March 20, 2007

RSpec:Rails - How to mock partials when testing a View.

When developing Ruby on Rails (RoR) applications I prefer to use RSpec over the built in testing framework provided with RoR. The biggest benefit is that RSpec easily allows you to test your application layers in isolation (e.g. when testing a Controller you should not be interested in testing the Model). So with that in mind when I am testing a View I am only interested in testing that View and not any of the potential partials that View may try to render.

Suppose we have the View /example/hello_world.rhtml:

<div id="person">
<h2 class="title">Hello <%= %></h2>
<%= render :partial => 'address', :locals => {:person => @person} %>

Often in RSpec when testing a view such as this the spec ends up testing the partial as well. This is less than desirable because any change to the partial could break test for other views that render that partial. After some investigation I discovered that I could mock the calls to <%= render :partial => 'address'... %>. Have a look at the following spec:

specify 'should call mock and not the actual partial' do
person = mock('person')
assigns[:person] = person

# Mock the call to 'render_partial'...
@controller.template.should_receive(:render).with(:partial => 'address', :locals => {:person => person})

render '/example/hello_world'
response.should_have_tag(:h2, :content => "Hello Regan")

You can grab a handle to the ActionView through @controller.template as is done in the example above. Then I mock the call to the 'render' method only when the 'address' partial is requested.

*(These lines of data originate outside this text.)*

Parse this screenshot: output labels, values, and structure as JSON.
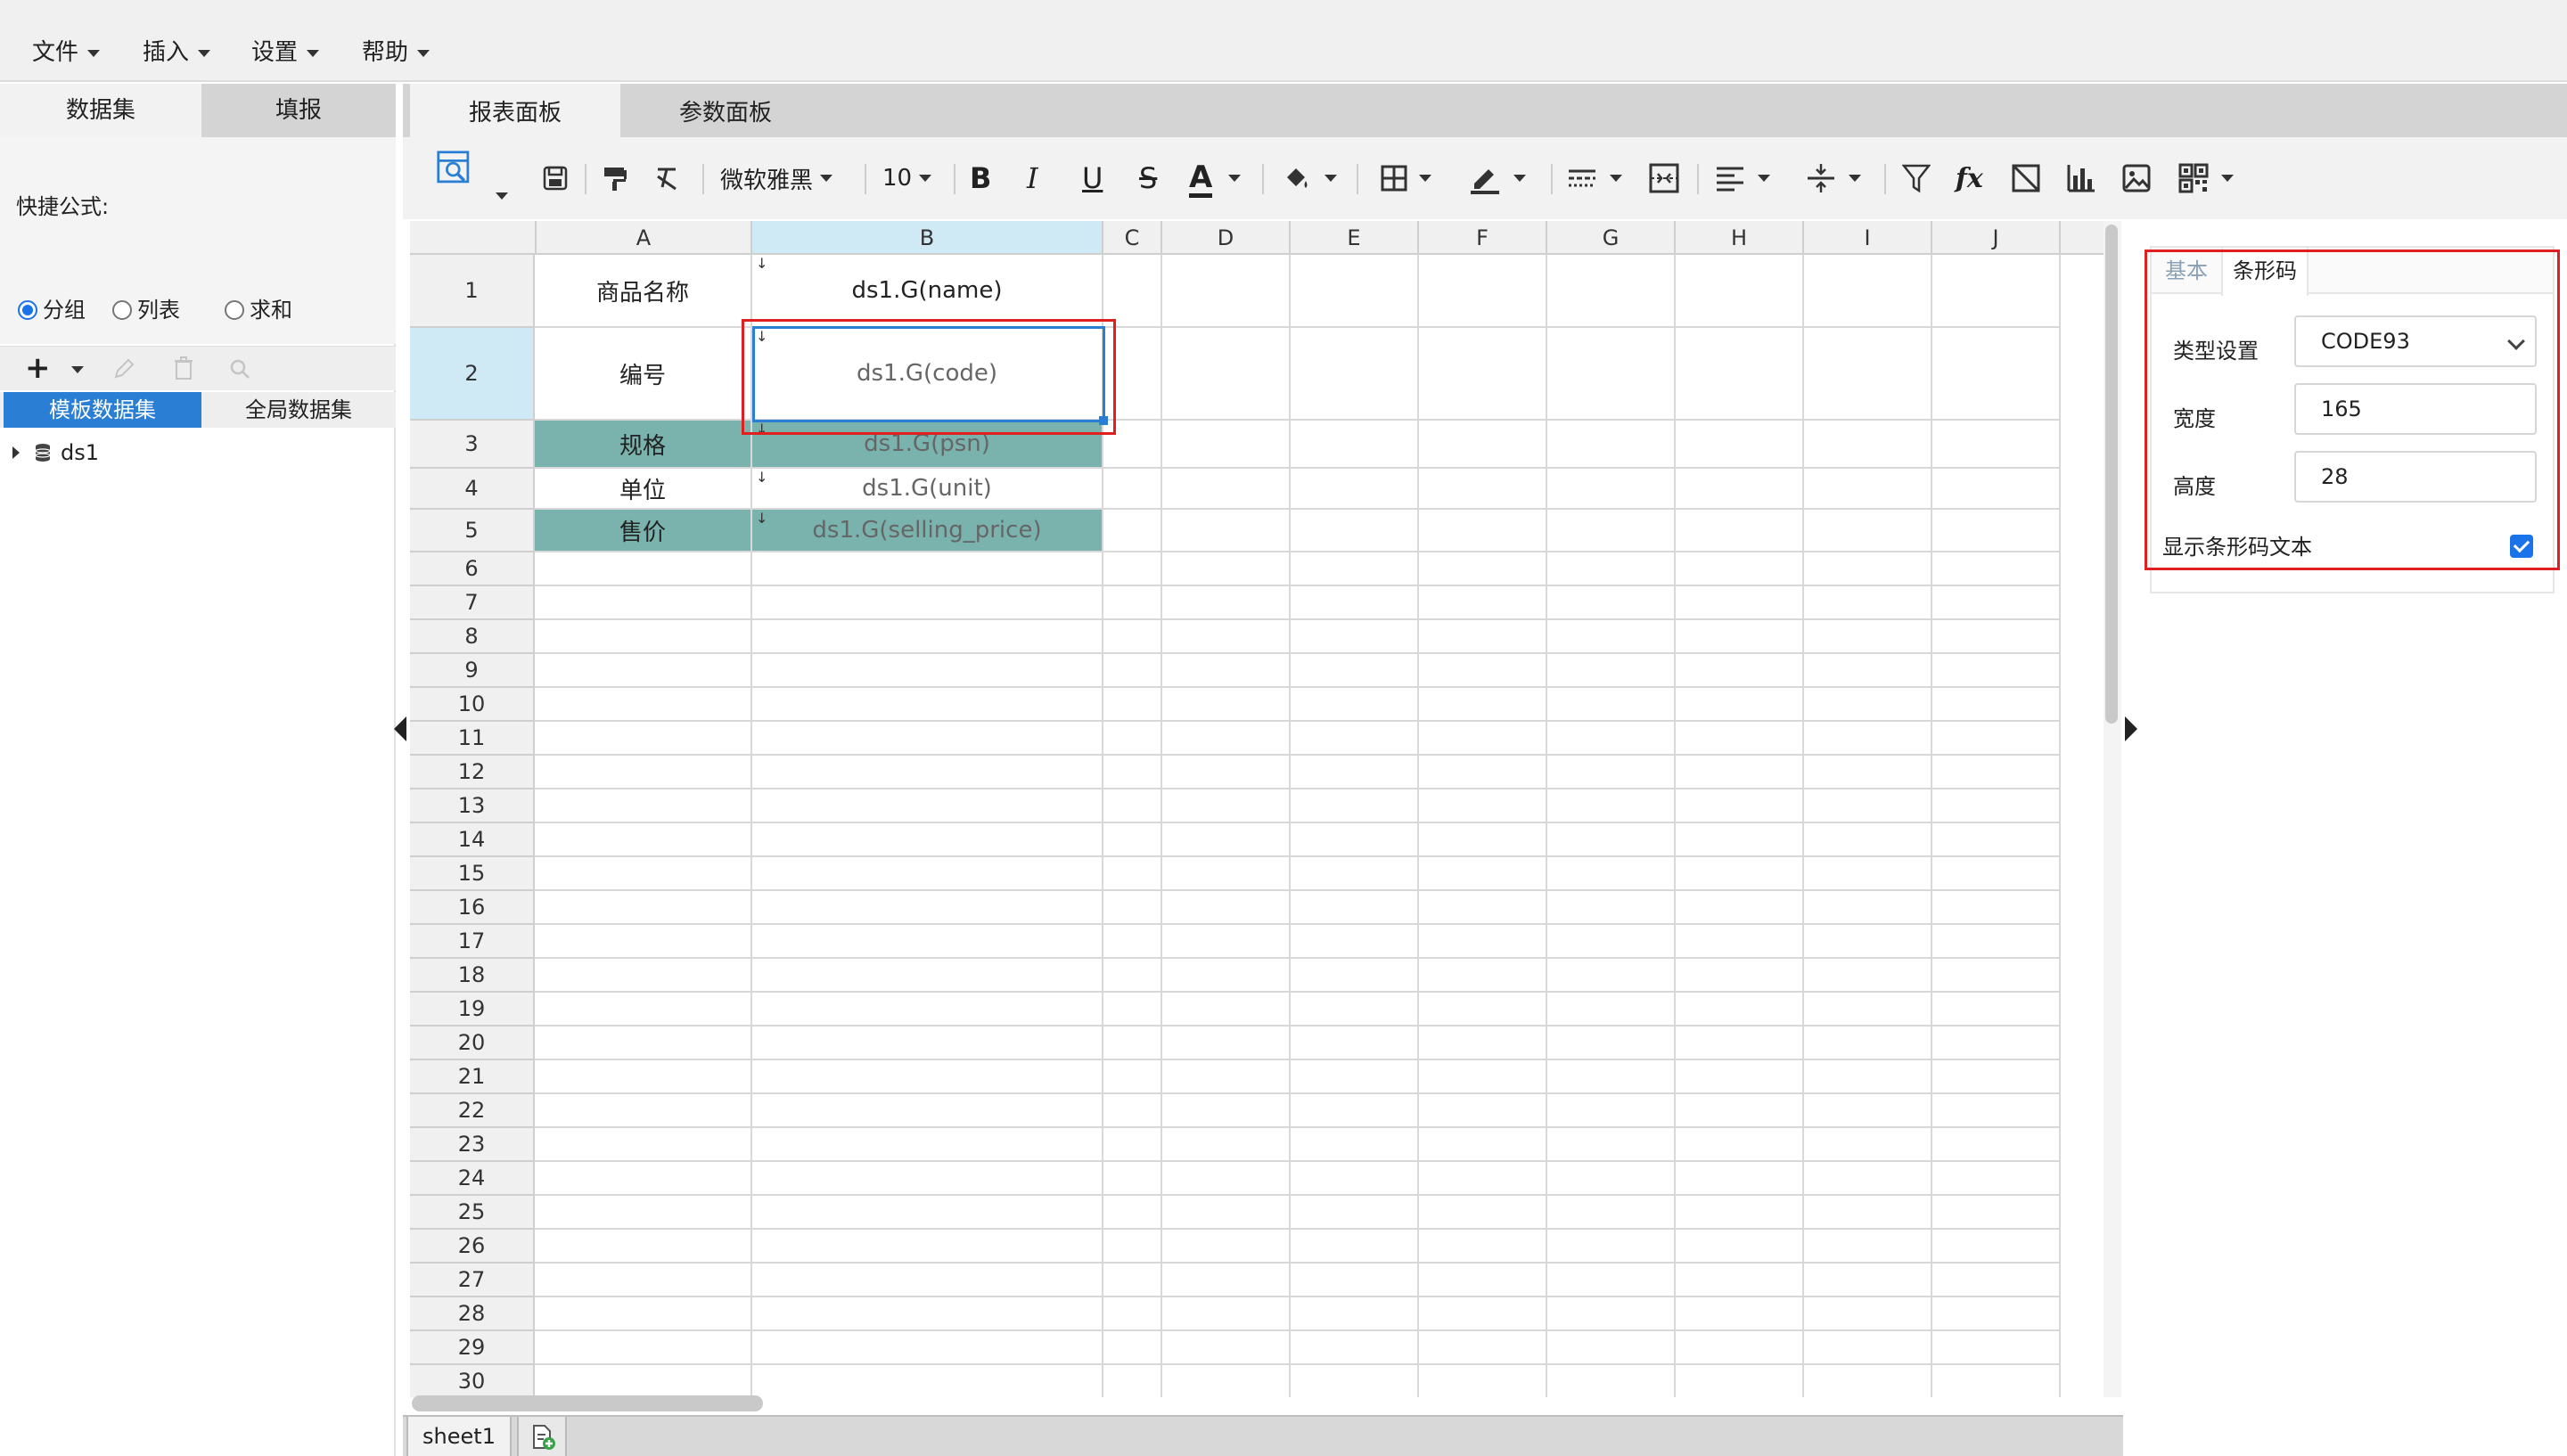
{
  "menubar": {
    "items": [
      {
        "label": "文件"
      },
      {
        "label": "插入"
      },
      {
        "label": "设置"
      },
      {
        "label": "帮助"
      }
    ]
  },
  "left_panel": {
    "tabs": [
      {
        "label": "数据集",
        "active": true
      },
      {
        "label": "填报",
        "active": false
      }
    ],
    "quick_formula_label": "快捷公式:",
    "radios": [
      {
        "label": "分组",
        "checked": true
      },
      {
        "label": "列表",
        "checked": false
      },
      {
        "label": "求和",
        "checked": false
      }
    ],
    "dataset_tabs": [
      {
        "label": "模板数据集",
        "active": true
      },
      {
        "label": "全局数据集",
        "active": false
      }
    ],
    "tree": [
      {
        "label": "ds1"
      }
    ],
    "icons": {
      "add": "plus-icon",
      "edit": "pencil-icon",
      "delete": "trash-icon",
      "search": "search-icon"
    }
  },
  "center_tabs": [
    {
      "label": "报表面板",
      "active": true
    },
    {
      "label": "参数面板",
      "active": false
    }
  ],
  "toolbar": {
    "font_family": "微软雅黑",
    "font_size": "10",
    "bold_label": "B",
    "italic_label": "I",
    "underline_label": "U",
    "strike_label": "S",
    "font_color_label": "A",
    "fx_label": "fx"
  },
  "grid": {
    "columns": [
      "A",
      "B",
      "C",
      "D",
      "E",
      "F",
      "G",
      "H",
      "I",
      "J"
    ],
    "selected_column": "B",
    "selected_row": 2,
    "rows": [
      {
        "num": "1",
        "a": "商品名称",
        "b": "ds1.G(name)"
      },
      {
        "num": "2",
        "a": "编号",
        "b": "ds1.G(code)"
      },
      {
        "num": "3",
        "a": "规格",
        "b": "ds1.G(psn)"
      },
      {
        "num": "4",
        "a": "单位",
        "b": "ds1.G(unit)"
      },
      {
        "num": "5",
        "a": "售价",
        "b": "ds1.G(selling_price)"
      }
    ],
    "empty_rows": [
      "6",
      "7",
      "8",
      "9",
      "10",
      "11",
      "12",
      "13",
      "14",
      "15",
      "16",
      "17",
      "18",
      "19",
      "20",
      "21",
      "22",
      "23",
      "24",
      "25",
      "26",
      "27",
      "28",
      "29",
      "30"
    ],
    "highlight_color": "#7ab3ad",
    "selection_color": "#2a7fd4"
  },
  "sheet_tabs": [
    {
      "label": "sheet1"
    }
  ],
  "property_panel": {
    "tabs": [
      {
        "label": "基本",
        "active": false
      },
      {
        "label": "条形码",
        "active": true
      }
    ],
    "type_label": "类型设置",
    "type_value": "CODE93",
    "width_label": "宽度",
    "width_value": "165",
    "height_label": "高度",
    "height_value": "28",
    "show_text_label": "显示条形码文本",
    "show_text_checked": true
  }
}
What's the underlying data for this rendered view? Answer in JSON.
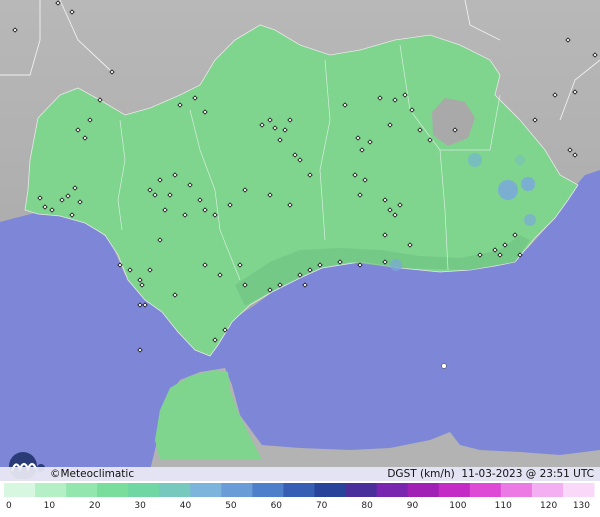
{
  "brand": {
    "name": "Meteoclimatic",
    "copyright": "©"
  },
  "caption": {
    "variable": "DGST",
    "unit": "(km/h)",
    "datetime": "11-03-2023 @ 23:51 UTC"
  },
  "legend": {
    "tick_labels": [
      "0",
      "10",
      "20",
      "30",
      "40",
      "50",
      "60",
      "70",
      "80",
      "90",
      "100",
      "110",
      "120",
      "130"
    ],
    "colors": [
      "#d8f7e0",
      "#b4efc6",
      "#93e7ae",
      "#79dd9c",
      "#6fd6a4",
      "#77c8bd",
      "#7cb4dc",
      "#6a9cd8",
      "#4d7fca",
      "#365fb4",
      "#27439a",
      "#4a2f9a",
      "#7a25b0",
      "#a020b6",
      "#c42ac4",
      "#de4ad6",
      "#ec7ae4",
      "#f4aef2",
      "#fad8fa"
    ],
    "color_domain": [
      0,
      130
    ]
  },
  "map": {
    "land_color": "#bcbcbc",
    "sea_color": "#7e86d8",
    "region_color": "#7fd58e",
    "station_color": "#111111"
  }
}
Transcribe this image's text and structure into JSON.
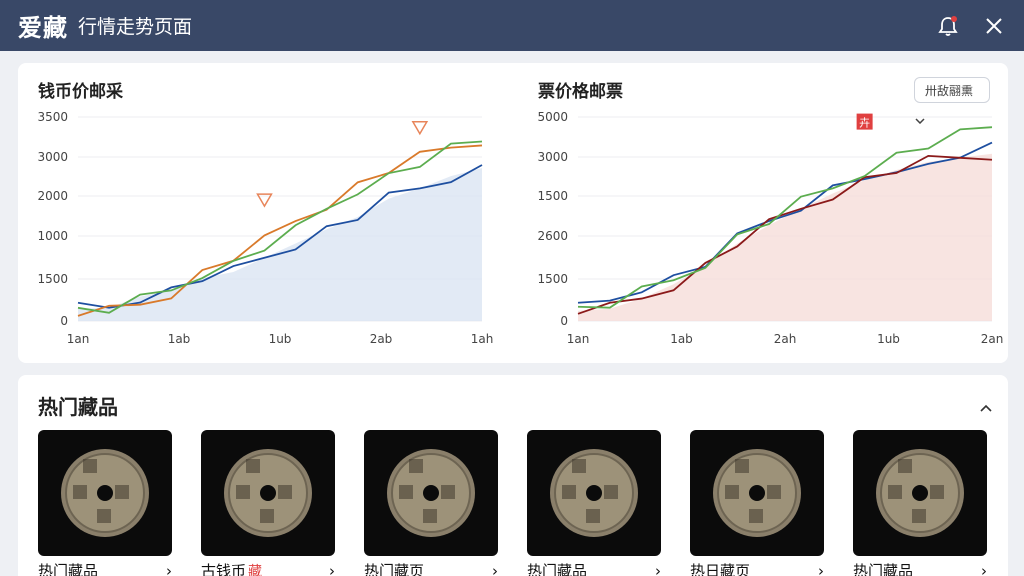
{
  "header": {
    "brand": "爱藏",
    "subtitle": "行情走势页面"
  },
  "chart_data": [
    {
      "type": "line",
      "title": "钱币价邮采",
      "yticks": [
        "3500",
        "3000",
        "2000",
        "1000",
        "1500",
        "0"
      ],
      "xticks": [
        "1an",
        "1ab",
        "1ub",
        "2ab",
        "1ah"
      ],
      "series": [
        {
          "color": "#1e4fa0",
          "values": [
            120,
            130,
            240,
            300,
            420,
            480,
            620,
            760,
            900,
            1020,
            1200,
            1300,
            1420,
            1500
          ]
        },
        {
          "color": "#d97a2b",
          "values": [
            80,
            90,
            160,
            280,
            470,
            620,
            780,
            980,
            1150,
            1330,
            1480,
            1600,
            1700,
            1780
          ]
        },
        {
          "color": "#5cad4f",
          "values": [
            100,
            110,
            200,
            300,
            480,
            560,
            720,
            880,
            1100,
            1300,
            1420,
            1540,
            1680,
            1760
          ]
        }
      ],
      "markers": [
        {
          "x_index": 6,
          "value": 930
        },
        {
          "x_index": 11,
          "value": 1640
        }
      ]
    },
    {
      "type": "line",
      "title": "票价格邮票",
      "yticks": [
        "5000",
        "3000",
        "1500",
        "2600",
        "1500",
        "0"
      ],
      "xticks": [
        "1an",
        "1ab",
        "2ah",
        "1ub",
        "2an"
      ],
      "filter_label": "卅敌翮熏",
      "series": [
        {
          "color": "#1e4fa0",
          "values": [
            120,
            200,
            340,
            420,
            560,
            800,
            980,
            1140,
            1300,
            1420,
            1400,
            1540,
            1660,
            1720
          ]
        },
        {
          "color": "#8b1a1a",
          "values": [
            100,
            120,
            220,
            360,
            540,
            760,
            940,
            1100,
            1250,
            1380,
            1480,
            1560,
            1600,
            1640
          ]
        },
        {
          "color": "#5cad4f",
          "values": [
            110,
            160,
            280,
            400,
            580,
            820,
            980,
            1160,
            1300,
            1480,
            1620,
            1720,
            1820,
            1900
          ]
        }
      ],
      "markers": [
        {
          "x_index": 9,
          "value": 1700,
          "label": "卉"
        }
      ]
    }
  ],
  "hot": {
    "title": "热门藏品",
    "items": [
      {
        "name": "热门藏品",
        "tag": ""
      },
      {
        "name": "古钱币",
        "tag": "藏"
      },
      {
        "name": "热门藏页",
        "tag": ""
      },
      {
        "name": "热门藏品",
        "tag": ""
      },
      {
        "name": "热日藏页",
        "tag": ""
      },
      {
        "name": "热门藏品",
        "tag": ""
      }
    ]
  },
  "colors": {
    "header": "#394867",
    "accent_red": "#e04040"
  },
  "icons": {
    "bell": "bell-icon",
    "close": "close-icon",
    "collapse": "chevron-up-icon",
    "item_arrow": "chevron-right-icon"
  }
}
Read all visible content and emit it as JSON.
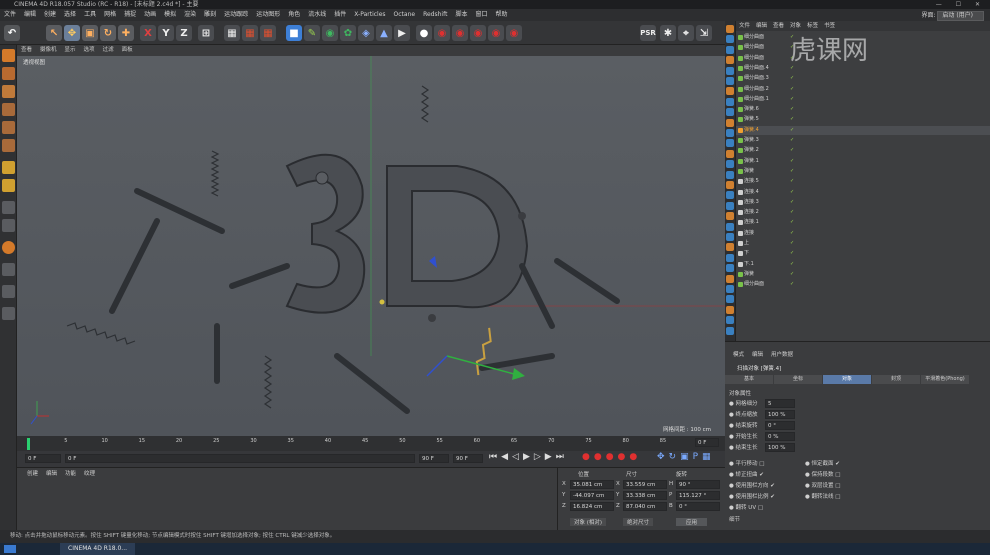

As you can see my spec only needs to be concerned with testing the /example/hello_world.rhtml View. The partial will have it's own separate spec. The side effect is that my view specification becomes much more manageable and far less brittle.